INFORMATION GIVEN
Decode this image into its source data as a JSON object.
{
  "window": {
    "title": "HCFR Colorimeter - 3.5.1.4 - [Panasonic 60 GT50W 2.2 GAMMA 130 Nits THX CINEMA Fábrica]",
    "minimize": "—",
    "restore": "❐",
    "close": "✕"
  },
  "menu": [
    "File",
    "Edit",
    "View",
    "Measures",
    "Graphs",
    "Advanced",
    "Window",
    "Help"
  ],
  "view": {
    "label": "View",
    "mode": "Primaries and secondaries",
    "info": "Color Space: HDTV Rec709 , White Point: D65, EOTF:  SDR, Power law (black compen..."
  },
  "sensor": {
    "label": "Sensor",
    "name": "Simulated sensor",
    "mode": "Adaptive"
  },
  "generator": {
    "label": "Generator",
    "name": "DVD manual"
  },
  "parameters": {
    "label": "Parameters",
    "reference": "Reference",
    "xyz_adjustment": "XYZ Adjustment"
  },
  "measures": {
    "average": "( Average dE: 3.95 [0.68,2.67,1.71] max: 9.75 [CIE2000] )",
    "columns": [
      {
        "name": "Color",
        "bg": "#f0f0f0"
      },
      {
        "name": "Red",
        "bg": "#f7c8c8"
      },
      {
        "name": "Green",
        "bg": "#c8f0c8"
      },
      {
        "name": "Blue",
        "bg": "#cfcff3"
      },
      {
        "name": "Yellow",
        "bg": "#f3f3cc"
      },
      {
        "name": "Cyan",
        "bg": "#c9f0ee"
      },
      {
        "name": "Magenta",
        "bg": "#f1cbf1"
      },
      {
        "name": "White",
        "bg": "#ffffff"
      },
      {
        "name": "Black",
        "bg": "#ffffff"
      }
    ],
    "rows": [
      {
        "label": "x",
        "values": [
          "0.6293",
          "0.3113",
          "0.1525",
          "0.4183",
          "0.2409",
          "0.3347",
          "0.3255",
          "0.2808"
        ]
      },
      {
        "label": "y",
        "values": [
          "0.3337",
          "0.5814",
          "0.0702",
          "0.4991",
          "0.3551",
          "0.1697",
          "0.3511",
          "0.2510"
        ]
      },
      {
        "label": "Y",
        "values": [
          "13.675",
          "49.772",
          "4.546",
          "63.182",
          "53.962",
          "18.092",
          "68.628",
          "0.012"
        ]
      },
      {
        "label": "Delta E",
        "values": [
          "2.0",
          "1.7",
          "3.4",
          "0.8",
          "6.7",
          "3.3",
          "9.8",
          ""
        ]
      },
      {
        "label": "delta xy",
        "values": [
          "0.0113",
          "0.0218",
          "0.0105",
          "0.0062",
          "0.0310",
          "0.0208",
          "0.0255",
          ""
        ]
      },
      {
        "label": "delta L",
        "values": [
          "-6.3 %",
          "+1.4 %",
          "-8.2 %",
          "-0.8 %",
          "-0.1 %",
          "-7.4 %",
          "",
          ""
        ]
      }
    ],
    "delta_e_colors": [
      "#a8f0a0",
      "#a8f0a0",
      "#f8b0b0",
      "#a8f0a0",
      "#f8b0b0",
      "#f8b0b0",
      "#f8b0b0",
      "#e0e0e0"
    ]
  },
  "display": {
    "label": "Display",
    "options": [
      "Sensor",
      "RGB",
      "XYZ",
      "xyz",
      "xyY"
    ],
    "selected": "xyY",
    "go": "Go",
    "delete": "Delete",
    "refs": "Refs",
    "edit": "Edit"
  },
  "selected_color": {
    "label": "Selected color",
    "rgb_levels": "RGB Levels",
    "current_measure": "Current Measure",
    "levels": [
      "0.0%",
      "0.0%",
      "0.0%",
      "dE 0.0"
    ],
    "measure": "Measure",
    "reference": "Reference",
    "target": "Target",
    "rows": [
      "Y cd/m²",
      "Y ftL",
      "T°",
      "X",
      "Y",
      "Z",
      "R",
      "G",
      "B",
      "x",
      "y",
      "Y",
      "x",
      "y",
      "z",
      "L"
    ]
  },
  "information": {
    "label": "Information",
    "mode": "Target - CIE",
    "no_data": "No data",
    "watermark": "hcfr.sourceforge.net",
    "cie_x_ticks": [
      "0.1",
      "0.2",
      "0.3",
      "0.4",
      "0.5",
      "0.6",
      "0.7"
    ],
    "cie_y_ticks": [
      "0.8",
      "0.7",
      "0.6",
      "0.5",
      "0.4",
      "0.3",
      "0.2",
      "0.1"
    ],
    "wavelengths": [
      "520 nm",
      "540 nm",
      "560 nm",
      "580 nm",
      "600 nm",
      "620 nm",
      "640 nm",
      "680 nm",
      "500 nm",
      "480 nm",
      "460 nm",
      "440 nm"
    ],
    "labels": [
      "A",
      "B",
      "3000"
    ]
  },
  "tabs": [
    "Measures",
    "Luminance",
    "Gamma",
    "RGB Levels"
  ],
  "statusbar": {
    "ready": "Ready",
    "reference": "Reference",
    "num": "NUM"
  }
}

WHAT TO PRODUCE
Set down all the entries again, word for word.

WRITTEN ANSWER
Decode this image into its source data as a JSON object.
{
  "window": {
    "title": "HCFR Colorimeter - 3.5.1.4 - [Panasonic 60 GT50W 2.2 GAMMA 130 Nits THX CINEMA Fábrica]",
    "minimize": "—",
    "restore": "❐",
    "close": "✕"
  },
  "menu": [
    "File",
    "Edit",
    "View",
    "Measures",
    "Graphs",
    "Advanced",
    "Window",
    "Help"
  ],
  "view": {
    "label": "View",
    "mode": "Primaries and secondaries",
    "info": "Color Space: HDTV Rec709 , White Point: D65, EOTF:  SDR, Power law (black compen..."
  },
  "sensor": {
    "label": "Sensor",
    "name": "Simulated sensor",
    "mode": "Adaptive"
  },
  "generator": {
    "label": "Generator",
    "name": "DVD manual"
  },
  "parameters": {
    "label": "Parameters",
    "reference": "Reference",
    "xyz_adjustment": "XYZ Adjustment"
  },
  "measures": {
    "average": "( Average dE: 3.95 [0.68,2.67,1.71] max: 9.75 [CIE2000] )",
    "columns": [
      {
        "name": "Color",
        "bg": "#f0f0f0"
      },
      {
        "name": "Red",
        "bg": "#f7c8c8"
      },
      {
        "name": "Green",
        "bg": "#c8f0c8"
      },
      {
        "name": "Blue",
        "bg": "#cfcff3"
      },
      {
        "name": "Yellow",
        "bg": "#f3f3cc"
      },
      {
        "name": "Cyan",
        "bg": "#c9f0ee"
      },
      {
        "name": "Magenta",
        "bg": "#f1cbf1"
      },
      {
        "name": "White",
        "bg": "#ffffff"
      },
      {
        "name": "Black",
        "bg": "#ffffff"
      }
    ],
    "rows": [
      {
        "label": "x",
        "values": [
          "0.6293",
          "0.3113",
          "0.1525",
          "0.4183",
          "0.2409",
          "0.3347",
          "0.3255",
          "0.2808"
        ]
      },
      {
        "label": "y",
        "values": [
          "0.3337",
          "0.5814",
          "0.0702",
          "0.4991",
          "0.3551",
          "0.1697",
          "0.3511",
          "0.2510"
        ]
      },
      {
        "label": "Y",
        "values": [
          "13.675",
          "49.772",
          "4.546",
          "63.182",
          "53.962",
          "18.092",
          "68.628",
          "0.012"
        ]
      },
      {
        "label": "Delta E",
        "values": [
          "2.0",
          "1.7",
          "3.4",
          "0.8",
          "6.7",
          "3.3",
          "9.8",
          ""
        ]
      },
      {
        "label": "delta xy",
        "values": [
          "0.0113",
          "0.0218",
          "0.0105",
          "0.0062",
          "0.0310",
          "0.0208",
          "0.0255",
          ""
        ]
      },
      {
        "label": "delta L",
        "values": [
          "-6.3 %",
          "+1.4 %",
          "-8.2 %",
          "-0.8 %",
          "-0.1 %",
          "-7.4 %",
          "",
          ""
        ]
      }
    ],
    "delta_e_colors": [
      "#a8f0a0",
      "#a8f0a0",
      "#f8b0b0",
      "#a8f0a0",
      "#f8b0b0",
      "#f8b0b0",
      "#f8b0b0",
      "#e0e0e0"
    ]
  },
  "display": {
    "label": "Display",
    "options": [
      "Sensor",
      "RGB",
      "XYZ",
      "xyz",
      "xyY"
    ],
    "selected": "xyY",
    "go": "Go",
    "delete": "Delete",
    "refs": "Refs",
    "edit": "Edit"
  },
  "selected_color": {
    "label": "Selected color",
    "rgb_levels": "RGB Levels",
    "current_measure": "Current Measure",
    "levels": [
      "0.0%",
      "0.0%",
      "0.0%",
      "dE 0.0"
    ],
    "measure": "Measure",
    "reference": "Reference",
    "target": "Target",
    "rows": [
      "Y cd/m²",
      "Y ftL",
      "T°",
      "X",
      "Y",
      "Z",
      "R",
      "G",
      "B",
      "x",
      "y",
      "Y",
      "x",
      "y",
      "z",
      "L"
    ]
  },
  "information": {
    "label": "Information",
    "mode": "Target - CIE",
    "no_data": "No data",
    "watermark": "hcfr.sourceforge.net",
    "cie_x_ticks": [
      "0.1",
      "0.2",
      "0.3",
      "0.4",
      "0.5",
      "0.6",
      "0.7"
    ],
    "cie_y_ticks": [
      "0.8",
      "0.7",
      "0.6",
      "0.5",
      "0.4",
      "0.3",
      "0.2",
      "0.1"
    ],
    "wavelengths": [
      "520 nm",
      "540 nm",
      "560 nm",
      "580 nm",
      "600 nm",
      "620 nm",
      "640 nm",
      "680 nm",
      "500 nm",
      "480 nm",
      "460 nm",
      "440 nm"
    ],
    "labels": [
      "A",
      "B",
      "3000"
    ]
  },
  "tabs": [
    "Measures",
    "Luminance",
    "Gamma",
    "RGB Levels"
  ],
  "statusbar": {
    "ready": "Ready",
    "reference": "Reference",
    "num": "NUM"
  }
}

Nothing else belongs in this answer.